Gay candidates running in the NSW election will run the political gamut from the conventional to the decidedly edgy.
The Star Observer spoke with the ALP candidate for Sydney, Sacha Blumen, at GetUp!’s marriage equality TV commercial launch last week. Blumen, who moved to Sydney from Brisbane with his partner in 2000, said he was a proud member of Rainbow Labor and would work within the party for marriage equality.
At a state level he supported ending exemptions from anti-discrimination laws that allow businesses owned by religious groups to refuse to hire, fire, and refuse services to GLBT people.
“There shouldn’t be discrimination in terms of employment or education on the basis of sexuality, on relationship status, gender, transgender status — and that should be for private schools and religious schools that receive public funding,” Blumen said.
However, his campaign would focus on local needs.
“This election is all about the best MP for the area,” he said, “I’m putting myself forward to act on local issues and for the local people.”
Blumen suggested violence around licensed premises, traffic congestion and public transport as major concerns.
“We need very strong enforcement of the liquor laws as they currently are around responsible service of alcohol,” he said.
“We need councils, the police and premises owners to work cooperatively to come up with targeted measures for each area that can improve safety and reduce the impact on local amenity.”
On the edgier end of the spectrum sits Sydney postman Stuart Baanstra, who is running for the Legislative Council.
An out and proud gay nudist, he said he was campaigning for “the right to be nude anywhere at any time”.
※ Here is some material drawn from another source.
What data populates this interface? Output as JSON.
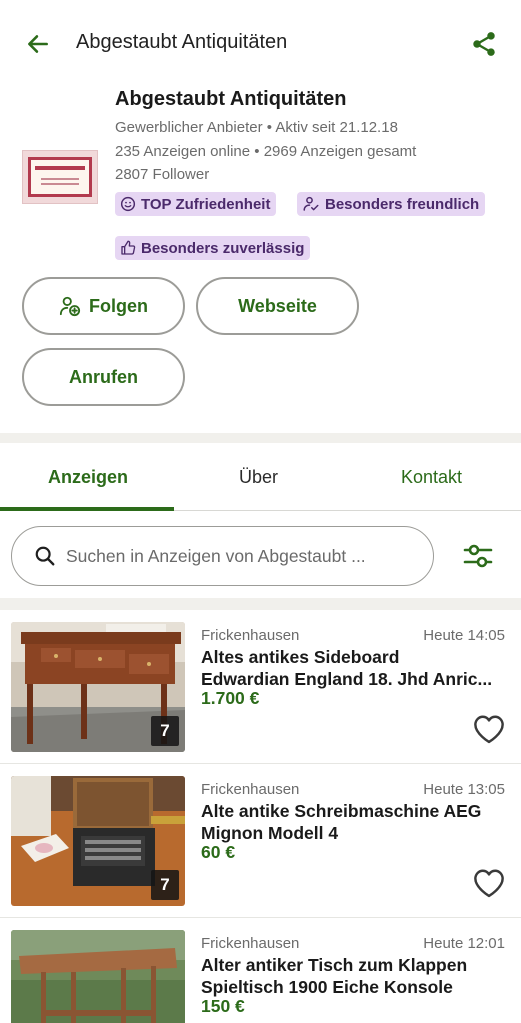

“I don’t believe nudity is offensive, and just as nudists are quite prepared to be naked in front of other nudists, I think people who are clothed should accept that — though I’d never say that people who are clothed should have to be nude themselves.”
Baanstra rejected suggestions that wanting to live nude in public might have more to do with being seen to be nude than being nude itself.
“That suggests that there’s something wrong with nudity and I don’t think there is,” he said. “It’s not a question of being an exhibitionist — it’s simply being yourself.”
Baanstra agreed hygiene could be an issue on public transport but thought creative solutions could be found.
“There could be a paper-towel dispenser on the bus — you take a towel out, put it on the seat, and when you get off there’s a bin to dispose of it.”
Baanstra conceded that his ideas were not mainstream among nudists and expected the GLBT community to be divided on the issue.
Pictured: Labor candidate Sacha Blumen